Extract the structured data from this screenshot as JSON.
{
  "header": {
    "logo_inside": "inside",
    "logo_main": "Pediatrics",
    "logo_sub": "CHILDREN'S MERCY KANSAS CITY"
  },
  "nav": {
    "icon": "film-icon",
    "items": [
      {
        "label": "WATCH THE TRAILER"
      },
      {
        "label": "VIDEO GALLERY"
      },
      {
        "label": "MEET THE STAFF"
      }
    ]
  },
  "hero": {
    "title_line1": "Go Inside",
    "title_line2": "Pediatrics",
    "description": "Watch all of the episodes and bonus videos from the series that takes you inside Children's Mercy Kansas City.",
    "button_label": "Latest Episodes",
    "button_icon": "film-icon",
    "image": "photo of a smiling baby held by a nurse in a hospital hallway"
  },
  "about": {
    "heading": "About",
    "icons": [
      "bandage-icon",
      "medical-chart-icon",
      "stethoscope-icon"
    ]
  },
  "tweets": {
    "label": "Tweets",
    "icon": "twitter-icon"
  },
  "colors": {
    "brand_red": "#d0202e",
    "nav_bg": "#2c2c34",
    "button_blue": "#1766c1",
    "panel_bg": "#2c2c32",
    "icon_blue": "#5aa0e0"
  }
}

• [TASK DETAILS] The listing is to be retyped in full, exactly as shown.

• [RESPONSE FOR THIS EXERCISE]
Extract the structured data from this screenshot as JSON.
{
  "header": {
    "logo_inside": "inside",
    "logo_main": "Pediatrics",
    "logo_sub": "CHILDREN'S MERCY KANSAS CITY"
  },
  "nav": {
    "icon": "film-icon",
    "items": [
      {
        "label": "WATCH THE TRAILER"
      },
      {
        "label": "VIDEO GALLERY"
      },
      {
        "label": "MEET THE STAFF"
      }
    ]
  },
  "hero": {
    "title_line1": "Go Inside",
    "title_line2": "Pediatrics",
    "description": "Watch all of the episodes and bonus videos from the series that takes you inside Children's Mercy Kansas City.",
    "button_label": "Latest Episodes",
    "button_icon": "film-icon",
    "image": "photo of a smiling baby held by a nurse in a hospital hallway"
  },
  "about": {
    "heading": "About",
    "icons": [
      "bandage-icon",
      "medical-chart-icon",
      "stethoscope-icon"
    ]
  },
  "tweets": {
    "label": "Tweets",
    "icon": "twitter-icon"
  },
  "colors": {
    "brand_red": "#d0202e",
    "nav_bg": "#2c2c34",
    "button_blue": "#1766c1",
    "panel_bg": "#2c2c32",
    "icon_blue": "#5aa0e0"
  }
}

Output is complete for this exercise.